**Exercise:**
Set down all of the records word for word.

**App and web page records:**
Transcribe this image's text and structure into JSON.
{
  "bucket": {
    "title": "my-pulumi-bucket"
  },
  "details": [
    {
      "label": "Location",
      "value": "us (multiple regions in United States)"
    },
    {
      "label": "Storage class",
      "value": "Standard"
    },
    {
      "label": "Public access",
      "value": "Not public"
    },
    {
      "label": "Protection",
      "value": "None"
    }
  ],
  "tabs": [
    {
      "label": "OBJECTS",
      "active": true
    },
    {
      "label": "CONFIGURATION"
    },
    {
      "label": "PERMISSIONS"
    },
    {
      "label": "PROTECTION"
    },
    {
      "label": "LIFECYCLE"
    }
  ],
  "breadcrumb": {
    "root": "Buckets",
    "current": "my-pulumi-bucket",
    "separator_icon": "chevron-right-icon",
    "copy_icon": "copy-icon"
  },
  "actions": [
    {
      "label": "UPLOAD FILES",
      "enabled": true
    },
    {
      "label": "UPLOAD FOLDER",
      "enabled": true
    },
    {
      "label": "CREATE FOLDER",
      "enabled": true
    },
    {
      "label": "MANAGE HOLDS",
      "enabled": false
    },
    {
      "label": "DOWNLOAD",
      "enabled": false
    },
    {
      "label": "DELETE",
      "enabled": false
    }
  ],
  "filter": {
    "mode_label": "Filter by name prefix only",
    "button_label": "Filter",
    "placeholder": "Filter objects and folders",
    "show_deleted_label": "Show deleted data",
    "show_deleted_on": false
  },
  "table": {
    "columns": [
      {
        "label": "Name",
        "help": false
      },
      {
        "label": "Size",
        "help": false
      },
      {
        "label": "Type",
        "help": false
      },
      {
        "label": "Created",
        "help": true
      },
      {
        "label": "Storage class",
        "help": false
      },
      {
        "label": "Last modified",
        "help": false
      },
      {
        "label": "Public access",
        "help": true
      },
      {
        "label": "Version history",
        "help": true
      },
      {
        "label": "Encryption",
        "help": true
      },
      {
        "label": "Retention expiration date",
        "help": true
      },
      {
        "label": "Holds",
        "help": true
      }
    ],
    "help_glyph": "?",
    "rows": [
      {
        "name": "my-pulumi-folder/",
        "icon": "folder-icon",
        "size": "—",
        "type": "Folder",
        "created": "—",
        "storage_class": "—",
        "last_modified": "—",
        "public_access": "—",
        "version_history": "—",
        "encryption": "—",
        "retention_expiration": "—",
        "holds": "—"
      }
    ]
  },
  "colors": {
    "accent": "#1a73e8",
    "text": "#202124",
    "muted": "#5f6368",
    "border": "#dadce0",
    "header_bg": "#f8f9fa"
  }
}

**Task result:**
Transcribe this image's text and structure into JSON.
{
  "bucket": {
    "title": "my-pulumi-bucket"
  },
  "details": [
    {
      "label": "Location",
      "value": "us (multiple regions in United States)"
    },
    {
      "label": "Storage class",
      "value": "Standard"
    },
    {
      "label": "Public access",
      "value": "Not public"
    },
    {
      "label": "Protection",
      "value": "None"
    }
  ],
  "tabs": [
    {
      "label": "OBJECTS",
      "active": true
    },
    {
      "label": "CONFIGURATION"
    },
    {
      "label": "PERMISSIONS"
    },
    {
      "label": "PROTECTION"
    },
    {
      "label": "LIFECYCLE"
    }
  ],
  "breadcrumb": {
    "root": "Buckets",
    "current": "my-pulumi-bucket",
    "separator_icon": "chevron-right-icon",
    "copy_icon": "copy-icon"
  },
  "actions": [
    {
      "label": "UPLOAD FILES",
      "enabled": true
    },
    {
      "label": "UPLOAD FOLDER",
      "enabled": true
    },
    {
      "label": "CREATE FOLDER",
      "enabled": true
    },
    {
      "label": "MANAGE HOLDS",
      "enabled": false
    },
    {
      "label": "DOWNLOAD",
      "enabled": false
    },
    {
      "label": "DELETE",
      "enabled": false
    }
  ],
  "filter": {
    "mode_label": "Filter by name prefix only",
    "button_label": "Filter",
    "placeholder": "Filter objects and folders",
    "show_deleted_label": "Show deleted data",
    "show_deleted_on": false
  },
  "table": {
    "columns": [
      {
        "label": "Name",
        "help": false
      },
      {
        "label": "Size",
        "help": false
      },
      {
        "label": "Type",
        "help": false
      },
      {
        "label": "Created",
        "help": true
      },
      {
        "label": "Storage class",
        "help": false
      },
      {
        "label": "Last modified",
        "help": false
      },
      {
        "label": "Public access",
        "help": true
      },
      {
        "label": "Version history",
        "help": true
      },
      {
        "label": "Encryption",
        "help": true
      },
      {
        "label": "Retention expiration date",
        "help": true
      },
      {
        "label": "Holds",
        "help": true
      }
    ],
    "help_glyph": "?",
    "rows": [
      {
        "name": "my-pulumi-folder/",
        "icon": "folder-icon",
        "size": "—",
        "type": "Folder",
        "created": "—",
        "storage_class": "—",
        "last_modified": "—",
        "public_access": "—",
        "version_history": "—",
        "encryption": "—",
        "retention_expiration": "—",
        "holds": "—"
      }
    ]
  },
  "colors": {
    "accent": "#1a73e8",
    "text": "#202124",
    "muted": "#5f6368",
    "border": "#dadce0",
    "header_bg": "#f8f9fa"
  }
}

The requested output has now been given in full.